For McGovern the invocation of a city on a hill came with an absolute convictions that America had veered from the path of spiritual righteousness.  The vote on Tuesday, he claimed on the eve of the election, will be “a day of reckoning and judgment.”  Eight years later, Reagan would later invoke the same sermon as an affirmation of national greatness.

After reading this short section of Cowie’s book, I am convinced that we need a good religious biography of McGovern.

Here is another taste of Cowie’s description of McGovern’s righteous campaigning:

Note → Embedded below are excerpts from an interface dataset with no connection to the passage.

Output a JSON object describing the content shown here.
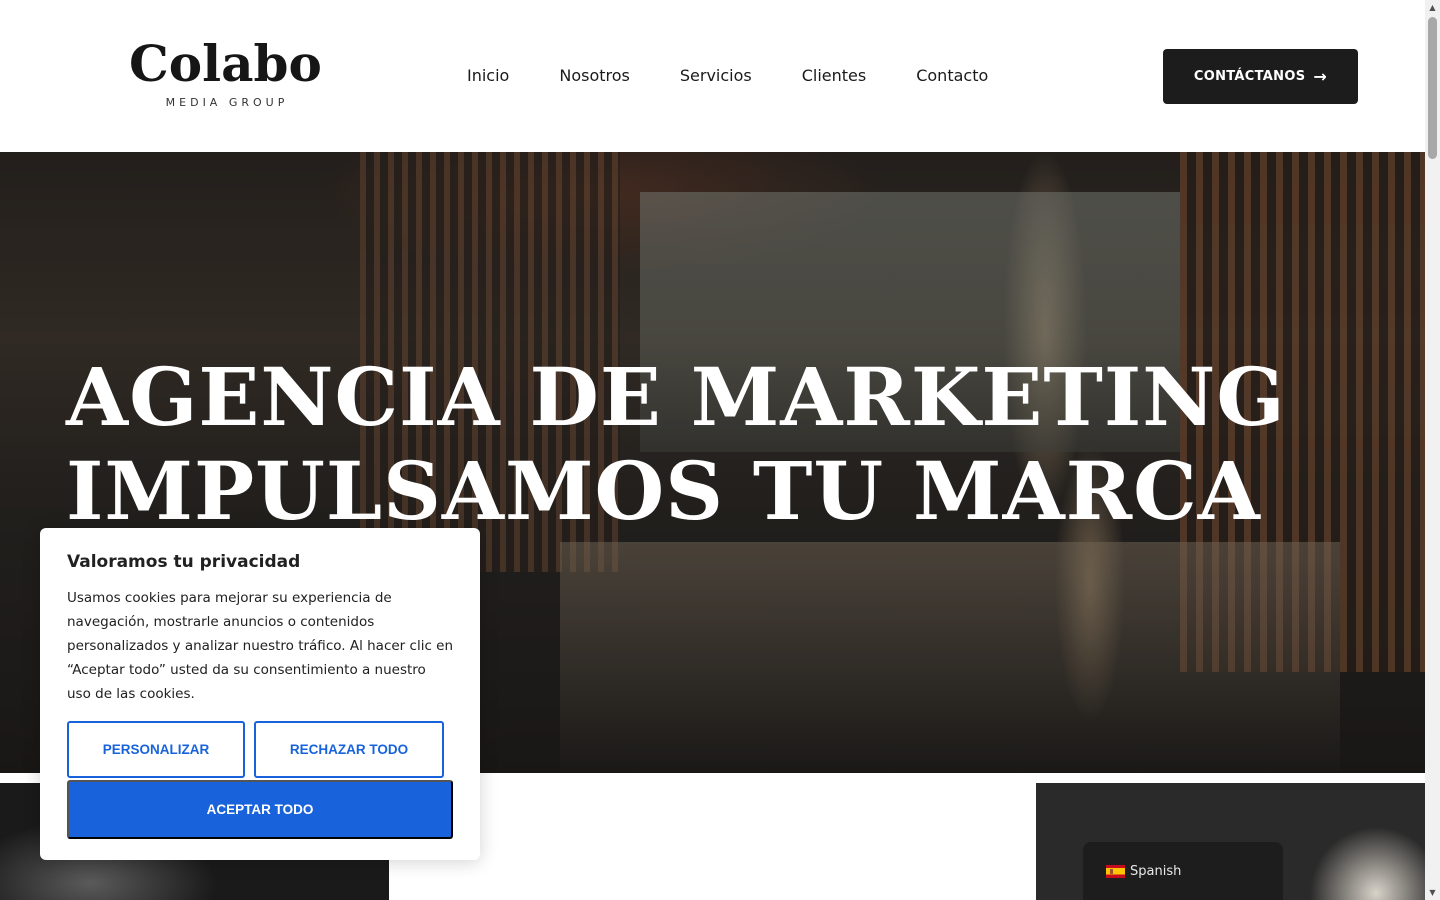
{
  "header": {
    "logo_main": "Colabo",
    "logo_sub": "MEDIA GROUP",
    "nav": [
      "Inicio",
      "Nosotros",
      "Servicios",
      "Clientes",
      "Contacto"
    ],
    "cta_label": "CONTÁCTANOS",
    "cta_icon": "arrow-right-icon"
  },
  "hero": {
    "title_line1": "AGENCIA DE MARKETING",
    "title_line2": "IMPULSAMOS TU MARCA"
  },
  "cookie_banner": {
    "title": "Valoramos tu privacidad",
    "body": "Usamos cookies para mejorar su experiencia de navegación, mostrarle anuncios o contenidos personalizados y analizar nuestro tráfico. Al hacer clic en “Aceptar todo” usted da su consentimiento a nuestro uso de las cookies.",
    "customize_label": "PERSONALIZAR",
    "reject_label": "RECHAZAR TODO",
    "accept_label": "ACEPTAR TODO",
    "accent_color": "#1863dc"
  },
  "language_switcher": {
    "label": "Spanish",
    "flag_icon": "spain-flag-icon"
  }
}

Richard Nixon, he implied, was an agent of not just political death and darkness, but spiritual death as well, who had led the people away from the promise of America.  On the war, he railed against four more years of “barbarism,” reminding Americans of the “thousands of Asians” who were “burning bleeding, and dying under the bombs that fall from American planes.”  “What is it,” he queried the nation, “that keeps a great and decent country like the United States involved in this cruel killing and destruction?  Why is it that we cannot find the wit and the will to escape from this dreadful conflict that has tied us down for so long?” he asked.  McGovern found Nixon’s formula of sparing American casualties by engaging in the massive carpet-bombing campaigns morally reprehensible.  In an address titled “They Too, Are Created in the Image of God,” McGovern subverted the logic of nearly two hundred years of imperial conquest by boldly equating the value of an Asian life to an American life.

Who is up to the task?  David Swartz?  Brantley Gasaway?